Task requirements: Tally the lines below containing the word "screenshot" and give that total alone.
§ §
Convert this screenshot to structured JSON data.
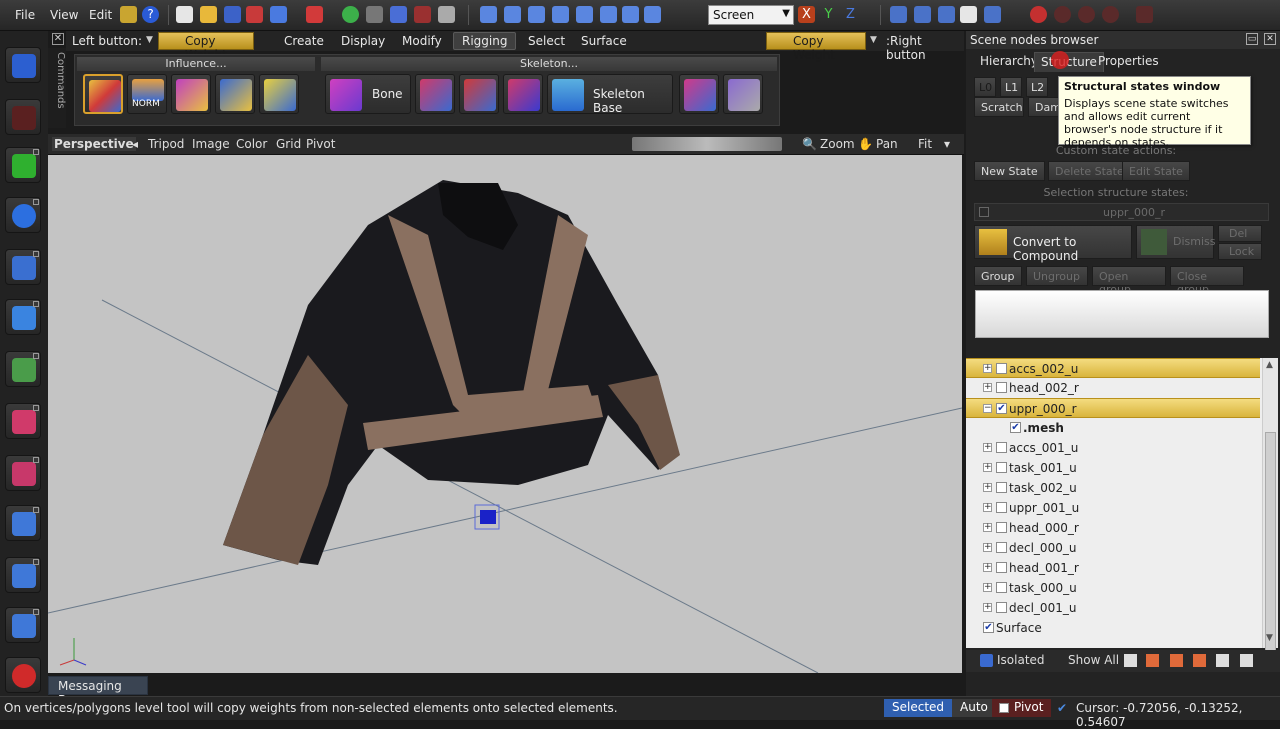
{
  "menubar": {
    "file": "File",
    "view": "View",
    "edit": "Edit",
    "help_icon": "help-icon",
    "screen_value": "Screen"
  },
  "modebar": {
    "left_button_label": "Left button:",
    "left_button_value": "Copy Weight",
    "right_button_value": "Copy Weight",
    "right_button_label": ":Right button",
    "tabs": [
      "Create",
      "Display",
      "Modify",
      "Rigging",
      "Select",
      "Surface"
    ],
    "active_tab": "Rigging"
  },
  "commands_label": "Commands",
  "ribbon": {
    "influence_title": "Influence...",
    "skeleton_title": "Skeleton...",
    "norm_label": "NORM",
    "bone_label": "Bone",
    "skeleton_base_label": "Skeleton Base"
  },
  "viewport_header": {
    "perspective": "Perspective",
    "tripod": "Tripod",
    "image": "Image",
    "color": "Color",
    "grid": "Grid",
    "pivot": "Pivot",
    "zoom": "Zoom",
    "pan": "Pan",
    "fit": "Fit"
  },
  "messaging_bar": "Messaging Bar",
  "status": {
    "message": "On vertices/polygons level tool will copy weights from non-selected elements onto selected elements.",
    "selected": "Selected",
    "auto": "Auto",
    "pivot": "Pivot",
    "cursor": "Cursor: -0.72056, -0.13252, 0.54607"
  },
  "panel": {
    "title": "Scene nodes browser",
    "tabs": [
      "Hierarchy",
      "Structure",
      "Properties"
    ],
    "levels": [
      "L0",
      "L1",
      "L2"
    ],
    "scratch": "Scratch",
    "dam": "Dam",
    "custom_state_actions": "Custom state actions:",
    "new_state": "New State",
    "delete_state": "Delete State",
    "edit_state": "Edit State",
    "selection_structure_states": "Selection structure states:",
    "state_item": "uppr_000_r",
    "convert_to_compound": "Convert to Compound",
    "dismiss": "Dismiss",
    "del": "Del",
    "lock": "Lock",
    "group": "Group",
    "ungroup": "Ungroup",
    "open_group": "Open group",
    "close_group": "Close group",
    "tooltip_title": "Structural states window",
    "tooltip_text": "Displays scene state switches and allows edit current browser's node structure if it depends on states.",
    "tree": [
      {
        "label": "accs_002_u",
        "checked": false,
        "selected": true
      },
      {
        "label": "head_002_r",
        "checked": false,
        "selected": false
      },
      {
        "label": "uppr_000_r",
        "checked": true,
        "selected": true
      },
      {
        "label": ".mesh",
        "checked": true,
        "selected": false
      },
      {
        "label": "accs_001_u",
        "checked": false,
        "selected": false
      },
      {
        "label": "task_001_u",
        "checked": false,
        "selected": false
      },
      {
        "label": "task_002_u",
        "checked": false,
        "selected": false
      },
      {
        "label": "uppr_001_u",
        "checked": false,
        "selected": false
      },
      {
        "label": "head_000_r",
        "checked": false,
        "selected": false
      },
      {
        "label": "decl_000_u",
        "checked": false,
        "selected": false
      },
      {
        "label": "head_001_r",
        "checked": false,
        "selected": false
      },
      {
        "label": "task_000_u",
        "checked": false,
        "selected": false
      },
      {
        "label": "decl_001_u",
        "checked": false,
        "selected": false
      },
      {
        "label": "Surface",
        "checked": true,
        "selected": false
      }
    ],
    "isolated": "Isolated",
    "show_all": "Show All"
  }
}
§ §
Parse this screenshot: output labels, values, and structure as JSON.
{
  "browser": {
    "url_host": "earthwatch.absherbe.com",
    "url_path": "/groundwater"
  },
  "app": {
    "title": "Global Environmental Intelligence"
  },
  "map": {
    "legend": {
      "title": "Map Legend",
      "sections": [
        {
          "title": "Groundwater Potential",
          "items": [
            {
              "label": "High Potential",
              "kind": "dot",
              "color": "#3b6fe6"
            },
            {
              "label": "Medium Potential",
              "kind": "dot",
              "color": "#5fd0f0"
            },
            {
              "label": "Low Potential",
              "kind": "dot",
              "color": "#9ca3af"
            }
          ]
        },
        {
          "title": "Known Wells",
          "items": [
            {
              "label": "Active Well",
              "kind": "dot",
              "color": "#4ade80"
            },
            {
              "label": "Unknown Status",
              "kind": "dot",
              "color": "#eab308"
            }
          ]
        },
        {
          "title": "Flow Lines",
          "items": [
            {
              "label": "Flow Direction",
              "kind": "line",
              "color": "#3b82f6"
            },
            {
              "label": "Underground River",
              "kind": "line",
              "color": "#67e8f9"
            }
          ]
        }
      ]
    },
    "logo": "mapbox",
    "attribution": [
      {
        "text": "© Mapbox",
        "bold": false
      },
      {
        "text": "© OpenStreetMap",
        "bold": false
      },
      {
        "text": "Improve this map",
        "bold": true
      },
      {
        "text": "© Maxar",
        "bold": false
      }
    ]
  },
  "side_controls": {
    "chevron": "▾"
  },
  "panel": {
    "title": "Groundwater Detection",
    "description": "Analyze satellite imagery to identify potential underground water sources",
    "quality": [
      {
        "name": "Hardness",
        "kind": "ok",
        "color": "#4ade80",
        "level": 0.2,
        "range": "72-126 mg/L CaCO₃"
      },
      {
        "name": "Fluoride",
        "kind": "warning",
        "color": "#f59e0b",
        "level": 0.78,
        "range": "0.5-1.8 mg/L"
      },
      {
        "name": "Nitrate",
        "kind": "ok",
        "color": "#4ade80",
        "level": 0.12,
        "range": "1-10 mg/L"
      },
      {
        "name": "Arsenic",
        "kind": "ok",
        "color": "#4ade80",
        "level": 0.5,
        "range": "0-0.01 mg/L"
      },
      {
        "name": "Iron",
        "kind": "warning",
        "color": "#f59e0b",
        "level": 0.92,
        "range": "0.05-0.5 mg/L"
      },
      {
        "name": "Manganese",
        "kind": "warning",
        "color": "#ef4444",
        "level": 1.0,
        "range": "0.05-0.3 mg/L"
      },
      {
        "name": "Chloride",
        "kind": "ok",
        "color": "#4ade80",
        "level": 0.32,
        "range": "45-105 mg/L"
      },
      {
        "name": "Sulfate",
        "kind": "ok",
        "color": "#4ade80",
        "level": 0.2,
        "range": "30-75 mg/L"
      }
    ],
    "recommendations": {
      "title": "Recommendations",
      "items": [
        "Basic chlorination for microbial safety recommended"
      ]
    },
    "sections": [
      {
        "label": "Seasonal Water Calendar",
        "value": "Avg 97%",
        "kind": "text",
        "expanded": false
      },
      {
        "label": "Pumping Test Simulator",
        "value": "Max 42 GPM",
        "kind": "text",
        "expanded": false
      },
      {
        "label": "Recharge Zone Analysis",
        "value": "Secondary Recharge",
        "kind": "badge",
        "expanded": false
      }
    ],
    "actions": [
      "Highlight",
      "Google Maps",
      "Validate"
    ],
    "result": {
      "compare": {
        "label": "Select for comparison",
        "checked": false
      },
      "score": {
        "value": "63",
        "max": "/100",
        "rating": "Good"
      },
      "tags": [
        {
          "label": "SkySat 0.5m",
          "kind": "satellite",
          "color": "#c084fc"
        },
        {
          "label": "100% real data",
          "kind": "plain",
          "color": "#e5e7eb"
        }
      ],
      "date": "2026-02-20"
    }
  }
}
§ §
Exercise response: 2